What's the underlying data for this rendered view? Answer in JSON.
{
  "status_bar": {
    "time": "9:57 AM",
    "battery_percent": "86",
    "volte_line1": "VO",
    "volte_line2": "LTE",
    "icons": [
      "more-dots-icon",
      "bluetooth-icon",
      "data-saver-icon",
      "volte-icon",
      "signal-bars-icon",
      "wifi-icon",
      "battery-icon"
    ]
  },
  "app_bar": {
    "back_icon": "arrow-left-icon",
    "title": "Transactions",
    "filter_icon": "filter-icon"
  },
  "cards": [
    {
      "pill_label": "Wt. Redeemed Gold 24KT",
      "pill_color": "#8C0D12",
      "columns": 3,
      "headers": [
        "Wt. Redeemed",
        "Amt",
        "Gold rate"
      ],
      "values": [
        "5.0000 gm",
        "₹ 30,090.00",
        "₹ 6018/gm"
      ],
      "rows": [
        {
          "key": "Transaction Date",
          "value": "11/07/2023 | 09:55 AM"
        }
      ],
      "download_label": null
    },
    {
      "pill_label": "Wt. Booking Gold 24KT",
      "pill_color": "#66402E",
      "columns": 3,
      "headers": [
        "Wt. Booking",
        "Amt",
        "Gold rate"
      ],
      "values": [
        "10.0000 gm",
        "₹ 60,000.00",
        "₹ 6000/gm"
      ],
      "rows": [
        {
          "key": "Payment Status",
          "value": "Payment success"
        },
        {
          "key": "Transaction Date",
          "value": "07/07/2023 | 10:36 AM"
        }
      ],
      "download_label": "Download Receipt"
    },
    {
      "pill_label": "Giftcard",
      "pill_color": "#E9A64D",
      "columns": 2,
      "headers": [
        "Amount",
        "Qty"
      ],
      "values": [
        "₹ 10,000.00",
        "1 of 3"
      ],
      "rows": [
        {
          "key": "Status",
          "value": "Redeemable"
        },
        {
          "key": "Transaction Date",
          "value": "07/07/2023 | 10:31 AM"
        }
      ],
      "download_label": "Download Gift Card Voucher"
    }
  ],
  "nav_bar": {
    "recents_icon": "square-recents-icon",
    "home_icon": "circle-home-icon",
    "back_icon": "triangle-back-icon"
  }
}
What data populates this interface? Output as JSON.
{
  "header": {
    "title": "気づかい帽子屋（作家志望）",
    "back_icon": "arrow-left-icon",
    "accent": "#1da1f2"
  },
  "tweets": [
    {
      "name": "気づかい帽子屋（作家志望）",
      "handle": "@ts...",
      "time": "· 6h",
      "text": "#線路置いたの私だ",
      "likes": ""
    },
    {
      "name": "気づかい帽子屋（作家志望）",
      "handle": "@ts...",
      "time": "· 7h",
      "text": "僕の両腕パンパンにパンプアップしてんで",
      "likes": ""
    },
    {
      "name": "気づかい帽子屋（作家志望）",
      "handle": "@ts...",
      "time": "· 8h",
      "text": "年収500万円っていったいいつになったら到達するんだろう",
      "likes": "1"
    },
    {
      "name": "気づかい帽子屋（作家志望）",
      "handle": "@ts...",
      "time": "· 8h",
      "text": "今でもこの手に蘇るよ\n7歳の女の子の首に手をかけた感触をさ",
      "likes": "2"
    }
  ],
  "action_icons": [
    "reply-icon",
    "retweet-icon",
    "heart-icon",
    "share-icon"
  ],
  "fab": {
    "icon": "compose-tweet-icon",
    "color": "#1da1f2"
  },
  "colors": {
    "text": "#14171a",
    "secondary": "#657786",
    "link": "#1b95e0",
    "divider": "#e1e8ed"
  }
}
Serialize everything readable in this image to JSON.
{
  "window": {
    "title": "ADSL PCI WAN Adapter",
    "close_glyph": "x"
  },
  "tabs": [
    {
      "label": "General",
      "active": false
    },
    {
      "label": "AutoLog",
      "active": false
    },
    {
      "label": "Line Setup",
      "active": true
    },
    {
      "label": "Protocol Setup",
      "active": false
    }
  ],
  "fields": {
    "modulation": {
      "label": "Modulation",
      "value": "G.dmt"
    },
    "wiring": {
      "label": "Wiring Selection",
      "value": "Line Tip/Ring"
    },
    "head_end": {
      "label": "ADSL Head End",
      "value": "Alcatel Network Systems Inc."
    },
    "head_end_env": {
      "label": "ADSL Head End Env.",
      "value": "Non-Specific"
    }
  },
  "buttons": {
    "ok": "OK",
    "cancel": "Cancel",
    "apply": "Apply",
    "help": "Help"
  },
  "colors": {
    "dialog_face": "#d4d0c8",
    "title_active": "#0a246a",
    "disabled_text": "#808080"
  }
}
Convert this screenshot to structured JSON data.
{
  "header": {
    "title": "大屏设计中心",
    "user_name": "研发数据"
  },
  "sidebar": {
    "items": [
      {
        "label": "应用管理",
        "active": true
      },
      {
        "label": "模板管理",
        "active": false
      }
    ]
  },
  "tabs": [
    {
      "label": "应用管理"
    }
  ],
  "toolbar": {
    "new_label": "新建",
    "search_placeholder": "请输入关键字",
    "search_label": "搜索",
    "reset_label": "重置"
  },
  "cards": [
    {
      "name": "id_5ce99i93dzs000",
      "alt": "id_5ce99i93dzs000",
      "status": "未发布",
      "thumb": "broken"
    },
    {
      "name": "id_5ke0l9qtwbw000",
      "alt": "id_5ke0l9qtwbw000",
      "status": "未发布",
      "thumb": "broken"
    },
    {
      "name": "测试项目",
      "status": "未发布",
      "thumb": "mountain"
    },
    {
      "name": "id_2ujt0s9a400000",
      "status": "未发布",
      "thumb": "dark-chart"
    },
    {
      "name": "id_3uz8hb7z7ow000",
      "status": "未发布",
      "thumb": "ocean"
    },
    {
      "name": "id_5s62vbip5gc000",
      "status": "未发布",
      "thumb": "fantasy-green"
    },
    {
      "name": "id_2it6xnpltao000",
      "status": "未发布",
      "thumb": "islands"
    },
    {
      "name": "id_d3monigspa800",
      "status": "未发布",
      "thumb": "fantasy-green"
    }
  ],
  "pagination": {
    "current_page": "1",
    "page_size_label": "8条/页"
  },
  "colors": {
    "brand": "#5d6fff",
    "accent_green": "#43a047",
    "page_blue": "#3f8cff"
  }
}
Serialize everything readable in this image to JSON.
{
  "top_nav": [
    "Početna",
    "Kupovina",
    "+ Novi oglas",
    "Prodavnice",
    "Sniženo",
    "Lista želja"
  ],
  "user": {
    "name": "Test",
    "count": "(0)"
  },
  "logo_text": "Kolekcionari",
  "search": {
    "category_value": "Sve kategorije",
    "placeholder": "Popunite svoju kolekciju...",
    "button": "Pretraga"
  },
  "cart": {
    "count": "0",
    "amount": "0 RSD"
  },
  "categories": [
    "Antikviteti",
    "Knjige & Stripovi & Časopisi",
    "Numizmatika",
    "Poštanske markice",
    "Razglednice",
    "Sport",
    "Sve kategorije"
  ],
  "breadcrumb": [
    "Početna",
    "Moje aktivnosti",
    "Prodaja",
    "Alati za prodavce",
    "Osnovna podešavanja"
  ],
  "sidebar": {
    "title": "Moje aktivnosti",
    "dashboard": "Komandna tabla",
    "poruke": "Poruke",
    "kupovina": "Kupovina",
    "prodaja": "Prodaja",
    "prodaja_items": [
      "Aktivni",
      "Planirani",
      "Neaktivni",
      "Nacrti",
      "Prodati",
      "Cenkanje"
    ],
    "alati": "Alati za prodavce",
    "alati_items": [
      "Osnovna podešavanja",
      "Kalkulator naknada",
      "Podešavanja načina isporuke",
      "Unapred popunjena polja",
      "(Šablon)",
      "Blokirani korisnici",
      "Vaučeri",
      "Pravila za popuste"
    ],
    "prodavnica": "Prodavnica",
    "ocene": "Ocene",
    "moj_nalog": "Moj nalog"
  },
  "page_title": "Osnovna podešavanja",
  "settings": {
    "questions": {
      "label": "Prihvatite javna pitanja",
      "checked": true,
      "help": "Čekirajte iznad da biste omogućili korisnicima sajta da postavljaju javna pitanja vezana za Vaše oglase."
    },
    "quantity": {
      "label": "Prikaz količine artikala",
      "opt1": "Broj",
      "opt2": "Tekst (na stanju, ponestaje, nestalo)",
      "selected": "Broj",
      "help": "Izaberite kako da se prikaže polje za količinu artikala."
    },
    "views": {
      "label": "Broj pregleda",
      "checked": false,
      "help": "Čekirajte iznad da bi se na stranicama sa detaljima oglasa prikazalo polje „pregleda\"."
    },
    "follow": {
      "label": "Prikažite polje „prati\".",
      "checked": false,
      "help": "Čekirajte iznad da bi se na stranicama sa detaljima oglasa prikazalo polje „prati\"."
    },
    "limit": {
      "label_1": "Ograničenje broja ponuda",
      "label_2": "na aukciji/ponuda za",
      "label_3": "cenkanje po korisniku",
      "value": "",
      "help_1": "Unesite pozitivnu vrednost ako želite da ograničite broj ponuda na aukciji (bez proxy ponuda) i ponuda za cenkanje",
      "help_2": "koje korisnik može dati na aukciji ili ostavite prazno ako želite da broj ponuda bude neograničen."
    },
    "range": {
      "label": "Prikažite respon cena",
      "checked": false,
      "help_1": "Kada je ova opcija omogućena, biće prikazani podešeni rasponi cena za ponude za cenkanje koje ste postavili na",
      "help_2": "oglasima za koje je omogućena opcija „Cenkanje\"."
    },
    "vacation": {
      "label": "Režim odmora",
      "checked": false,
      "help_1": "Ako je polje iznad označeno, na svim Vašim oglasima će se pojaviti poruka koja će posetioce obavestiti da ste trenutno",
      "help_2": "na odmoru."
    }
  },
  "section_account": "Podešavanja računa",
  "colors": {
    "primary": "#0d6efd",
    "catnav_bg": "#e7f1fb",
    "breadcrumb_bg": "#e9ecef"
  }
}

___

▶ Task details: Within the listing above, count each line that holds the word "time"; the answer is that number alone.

▶ Solution below: 5